▶ [Your objective]: Copy, from the entries below, each line in which the string "with" appears.

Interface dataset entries
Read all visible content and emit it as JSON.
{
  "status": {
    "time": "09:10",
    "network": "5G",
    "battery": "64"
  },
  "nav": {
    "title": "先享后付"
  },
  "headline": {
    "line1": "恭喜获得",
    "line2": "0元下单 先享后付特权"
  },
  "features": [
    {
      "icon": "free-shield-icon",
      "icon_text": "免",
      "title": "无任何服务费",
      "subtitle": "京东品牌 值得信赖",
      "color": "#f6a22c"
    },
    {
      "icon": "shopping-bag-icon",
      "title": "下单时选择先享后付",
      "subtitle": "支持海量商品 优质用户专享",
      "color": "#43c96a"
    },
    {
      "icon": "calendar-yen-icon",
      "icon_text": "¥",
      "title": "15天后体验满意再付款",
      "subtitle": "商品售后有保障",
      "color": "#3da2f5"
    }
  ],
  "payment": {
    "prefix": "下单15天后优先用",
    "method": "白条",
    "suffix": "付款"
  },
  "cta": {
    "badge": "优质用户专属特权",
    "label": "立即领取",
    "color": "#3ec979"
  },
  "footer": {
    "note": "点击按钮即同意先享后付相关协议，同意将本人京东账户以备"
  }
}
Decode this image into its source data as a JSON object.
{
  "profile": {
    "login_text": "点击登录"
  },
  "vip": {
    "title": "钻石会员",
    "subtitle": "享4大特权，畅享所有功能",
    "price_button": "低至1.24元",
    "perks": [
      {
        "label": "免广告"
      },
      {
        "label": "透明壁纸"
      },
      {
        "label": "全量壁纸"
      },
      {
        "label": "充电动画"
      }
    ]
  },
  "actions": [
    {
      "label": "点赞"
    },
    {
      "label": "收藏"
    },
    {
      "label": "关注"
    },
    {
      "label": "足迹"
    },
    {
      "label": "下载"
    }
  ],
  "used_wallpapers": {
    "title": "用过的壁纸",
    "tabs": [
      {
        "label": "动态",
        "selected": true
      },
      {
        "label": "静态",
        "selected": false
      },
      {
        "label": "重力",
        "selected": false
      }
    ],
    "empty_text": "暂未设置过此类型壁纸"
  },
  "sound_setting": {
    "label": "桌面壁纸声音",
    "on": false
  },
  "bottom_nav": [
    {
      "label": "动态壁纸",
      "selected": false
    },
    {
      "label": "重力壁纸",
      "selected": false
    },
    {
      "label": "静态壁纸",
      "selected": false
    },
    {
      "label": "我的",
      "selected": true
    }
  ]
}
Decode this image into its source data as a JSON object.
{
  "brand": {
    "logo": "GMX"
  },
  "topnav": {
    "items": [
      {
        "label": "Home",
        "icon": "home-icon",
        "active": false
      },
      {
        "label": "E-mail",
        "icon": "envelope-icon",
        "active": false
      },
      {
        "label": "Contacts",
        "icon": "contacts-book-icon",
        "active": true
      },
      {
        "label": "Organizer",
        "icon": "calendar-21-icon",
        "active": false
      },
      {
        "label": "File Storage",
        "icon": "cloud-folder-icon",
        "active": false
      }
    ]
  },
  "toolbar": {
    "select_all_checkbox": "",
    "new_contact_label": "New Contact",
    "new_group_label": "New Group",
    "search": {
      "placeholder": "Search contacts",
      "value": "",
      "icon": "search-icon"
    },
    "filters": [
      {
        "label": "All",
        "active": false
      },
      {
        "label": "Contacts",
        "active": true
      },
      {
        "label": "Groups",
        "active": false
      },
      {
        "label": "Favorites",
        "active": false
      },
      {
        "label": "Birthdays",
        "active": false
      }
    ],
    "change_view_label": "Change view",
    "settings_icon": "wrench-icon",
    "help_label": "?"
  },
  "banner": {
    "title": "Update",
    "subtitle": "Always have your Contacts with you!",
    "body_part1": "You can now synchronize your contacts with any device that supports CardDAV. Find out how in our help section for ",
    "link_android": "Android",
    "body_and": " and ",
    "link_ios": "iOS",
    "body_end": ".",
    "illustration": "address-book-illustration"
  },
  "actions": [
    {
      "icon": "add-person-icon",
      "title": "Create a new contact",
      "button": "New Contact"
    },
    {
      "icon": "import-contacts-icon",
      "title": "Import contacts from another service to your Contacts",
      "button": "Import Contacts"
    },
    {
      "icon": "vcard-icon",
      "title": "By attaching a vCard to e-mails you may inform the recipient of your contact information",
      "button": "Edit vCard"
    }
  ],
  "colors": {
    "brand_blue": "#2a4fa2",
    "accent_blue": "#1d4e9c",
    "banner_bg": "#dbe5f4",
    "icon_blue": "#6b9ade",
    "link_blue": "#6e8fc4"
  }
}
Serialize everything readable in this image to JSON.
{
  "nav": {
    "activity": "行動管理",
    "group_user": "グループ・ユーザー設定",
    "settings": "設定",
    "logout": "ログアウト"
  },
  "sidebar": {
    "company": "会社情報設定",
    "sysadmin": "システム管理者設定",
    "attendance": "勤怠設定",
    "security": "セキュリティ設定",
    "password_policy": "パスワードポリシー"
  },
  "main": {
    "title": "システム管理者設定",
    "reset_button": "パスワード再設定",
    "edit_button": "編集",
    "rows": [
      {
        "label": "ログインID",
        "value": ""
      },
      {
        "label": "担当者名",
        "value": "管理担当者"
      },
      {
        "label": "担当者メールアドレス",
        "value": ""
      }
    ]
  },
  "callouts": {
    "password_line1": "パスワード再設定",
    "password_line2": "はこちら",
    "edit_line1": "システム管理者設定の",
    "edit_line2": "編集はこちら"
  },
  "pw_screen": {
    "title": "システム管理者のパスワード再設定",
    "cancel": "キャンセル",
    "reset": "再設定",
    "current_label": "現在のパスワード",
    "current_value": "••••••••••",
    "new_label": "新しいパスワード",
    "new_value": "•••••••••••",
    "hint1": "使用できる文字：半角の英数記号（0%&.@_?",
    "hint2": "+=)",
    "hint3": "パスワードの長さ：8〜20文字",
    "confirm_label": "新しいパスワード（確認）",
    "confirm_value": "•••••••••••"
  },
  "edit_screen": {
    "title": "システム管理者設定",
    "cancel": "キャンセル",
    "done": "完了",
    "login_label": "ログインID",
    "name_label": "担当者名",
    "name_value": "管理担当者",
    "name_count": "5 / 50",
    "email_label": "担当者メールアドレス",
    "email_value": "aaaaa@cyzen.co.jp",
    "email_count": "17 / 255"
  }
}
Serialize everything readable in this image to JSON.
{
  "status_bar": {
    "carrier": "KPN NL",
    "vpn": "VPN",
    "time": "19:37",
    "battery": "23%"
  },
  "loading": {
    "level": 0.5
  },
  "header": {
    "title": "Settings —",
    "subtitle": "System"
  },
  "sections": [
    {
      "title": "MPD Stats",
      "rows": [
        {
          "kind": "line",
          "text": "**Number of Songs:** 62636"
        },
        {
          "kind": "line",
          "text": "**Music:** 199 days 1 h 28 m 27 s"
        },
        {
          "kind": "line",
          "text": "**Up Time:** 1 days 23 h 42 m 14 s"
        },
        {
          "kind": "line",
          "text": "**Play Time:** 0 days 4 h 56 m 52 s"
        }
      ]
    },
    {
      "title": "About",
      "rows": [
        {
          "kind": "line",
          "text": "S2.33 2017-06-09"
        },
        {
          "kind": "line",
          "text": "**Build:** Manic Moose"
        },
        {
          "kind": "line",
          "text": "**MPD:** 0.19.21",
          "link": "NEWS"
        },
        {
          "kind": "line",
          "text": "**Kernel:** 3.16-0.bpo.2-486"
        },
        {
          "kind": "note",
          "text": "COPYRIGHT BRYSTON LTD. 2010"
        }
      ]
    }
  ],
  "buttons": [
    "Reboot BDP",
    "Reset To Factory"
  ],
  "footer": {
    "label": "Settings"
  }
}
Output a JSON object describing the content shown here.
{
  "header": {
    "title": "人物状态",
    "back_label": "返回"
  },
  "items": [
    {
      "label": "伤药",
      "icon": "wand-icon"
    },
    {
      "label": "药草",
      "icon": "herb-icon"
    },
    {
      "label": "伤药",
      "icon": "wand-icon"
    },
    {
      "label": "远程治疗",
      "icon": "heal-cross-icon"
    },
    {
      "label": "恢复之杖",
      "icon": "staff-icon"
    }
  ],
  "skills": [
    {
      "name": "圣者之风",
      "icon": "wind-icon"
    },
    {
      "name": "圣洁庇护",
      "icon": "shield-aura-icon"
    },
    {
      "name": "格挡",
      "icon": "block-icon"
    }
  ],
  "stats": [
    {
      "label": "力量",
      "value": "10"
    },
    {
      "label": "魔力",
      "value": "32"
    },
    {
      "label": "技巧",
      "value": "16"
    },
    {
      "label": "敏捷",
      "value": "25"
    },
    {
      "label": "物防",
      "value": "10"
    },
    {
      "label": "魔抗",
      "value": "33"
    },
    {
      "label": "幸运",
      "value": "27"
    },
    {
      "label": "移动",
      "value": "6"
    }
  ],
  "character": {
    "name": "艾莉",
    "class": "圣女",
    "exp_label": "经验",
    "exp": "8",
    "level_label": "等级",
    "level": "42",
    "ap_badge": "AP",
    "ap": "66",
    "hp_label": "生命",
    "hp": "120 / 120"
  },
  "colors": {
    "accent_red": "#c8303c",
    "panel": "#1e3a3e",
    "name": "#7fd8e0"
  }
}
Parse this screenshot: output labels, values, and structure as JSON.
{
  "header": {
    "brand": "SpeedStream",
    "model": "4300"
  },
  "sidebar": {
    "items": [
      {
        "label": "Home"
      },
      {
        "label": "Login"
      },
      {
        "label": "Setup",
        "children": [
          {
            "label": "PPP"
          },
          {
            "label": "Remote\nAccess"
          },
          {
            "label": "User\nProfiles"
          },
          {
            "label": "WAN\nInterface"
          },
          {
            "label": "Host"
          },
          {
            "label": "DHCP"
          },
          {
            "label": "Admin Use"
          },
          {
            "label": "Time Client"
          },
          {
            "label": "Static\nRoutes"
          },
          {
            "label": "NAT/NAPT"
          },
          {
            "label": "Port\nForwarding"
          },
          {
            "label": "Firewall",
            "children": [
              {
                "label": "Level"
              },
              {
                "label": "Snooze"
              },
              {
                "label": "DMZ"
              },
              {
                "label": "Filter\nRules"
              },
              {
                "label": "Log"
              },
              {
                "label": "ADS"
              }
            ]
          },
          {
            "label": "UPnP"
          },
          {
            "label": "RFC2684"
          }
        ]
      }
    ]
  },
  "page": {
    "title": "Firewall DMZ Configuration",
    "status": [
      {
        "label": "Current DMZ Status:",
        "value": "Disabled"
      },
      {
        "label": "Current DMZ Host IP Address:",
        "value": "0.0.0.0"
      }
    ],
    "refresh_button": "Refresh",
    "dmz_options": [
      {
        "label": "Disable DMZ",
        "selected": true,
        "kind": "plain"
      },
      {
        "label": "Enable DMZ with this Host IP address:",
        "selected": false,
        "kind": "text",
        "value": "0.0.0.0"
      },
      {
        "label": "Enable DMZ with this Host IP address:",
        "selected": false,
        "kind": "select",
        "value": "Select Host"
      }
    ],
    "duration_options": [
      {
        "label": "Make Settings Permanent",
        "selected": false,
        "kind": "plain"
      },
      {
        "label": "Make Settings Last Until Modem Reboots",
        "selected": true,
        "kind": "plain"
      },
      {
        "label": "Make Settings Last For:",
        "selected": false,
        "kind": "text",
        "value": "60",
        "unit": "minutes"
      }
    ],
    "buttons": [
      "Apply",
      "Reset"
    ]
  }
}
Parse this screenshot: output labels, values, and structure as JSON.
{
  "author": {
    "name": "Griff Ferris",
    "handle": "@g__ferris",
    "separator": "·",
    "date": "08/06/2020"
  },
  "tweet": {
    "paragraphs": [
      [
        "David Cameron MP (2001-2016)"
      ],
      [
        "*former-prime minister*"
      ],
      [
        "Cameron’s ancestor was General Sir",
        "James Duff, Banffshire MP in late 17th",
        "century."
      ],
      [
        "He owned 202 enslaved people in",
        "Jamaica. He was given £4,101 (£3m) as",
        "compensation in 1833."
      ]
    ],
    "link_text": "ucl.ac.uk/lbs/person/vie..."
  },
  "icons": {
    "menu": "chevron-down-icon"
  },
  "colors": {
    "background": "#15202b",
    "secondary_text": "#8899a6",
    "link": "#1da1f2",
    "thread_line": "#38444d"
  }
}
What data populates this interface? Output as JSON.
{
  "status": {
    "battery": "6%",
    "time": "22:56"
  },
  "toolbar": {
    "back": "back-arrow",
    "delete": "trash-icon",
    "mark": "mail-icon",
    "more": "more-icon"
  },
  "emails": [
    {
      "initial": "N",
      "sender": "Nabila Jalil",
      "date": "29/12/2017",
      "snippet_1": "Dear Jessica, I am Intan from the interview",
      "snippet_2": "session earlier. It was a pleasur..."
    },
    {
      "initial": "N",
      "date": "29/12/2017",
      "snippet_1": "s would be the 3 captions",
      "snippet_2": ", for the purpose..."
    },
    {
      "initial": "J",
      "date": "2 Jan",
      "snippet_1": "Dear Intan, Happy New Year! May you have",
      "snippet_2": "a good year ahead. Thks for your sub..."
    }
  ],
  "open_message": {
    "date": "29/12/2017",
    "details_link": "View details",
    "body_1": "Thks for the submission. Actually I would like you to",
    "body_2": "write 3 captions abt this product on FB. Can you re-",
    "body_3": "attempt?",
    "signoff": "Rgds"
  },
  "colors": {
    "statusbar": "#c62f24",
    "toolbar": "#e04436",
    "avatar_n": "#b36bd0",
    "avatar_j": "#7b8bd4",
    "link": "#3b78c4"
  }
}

▶ [Answer section]:
    "subtitle": "Always have your Contacts with you!",
    "body_part1": "You can now synchronize your contacts with any device that supports CardDAV. Find out how in our help section for ",
        "label": "Enable DMZ with this Host IP address:",
        "label": "Enable DMZ with this Host IP address:",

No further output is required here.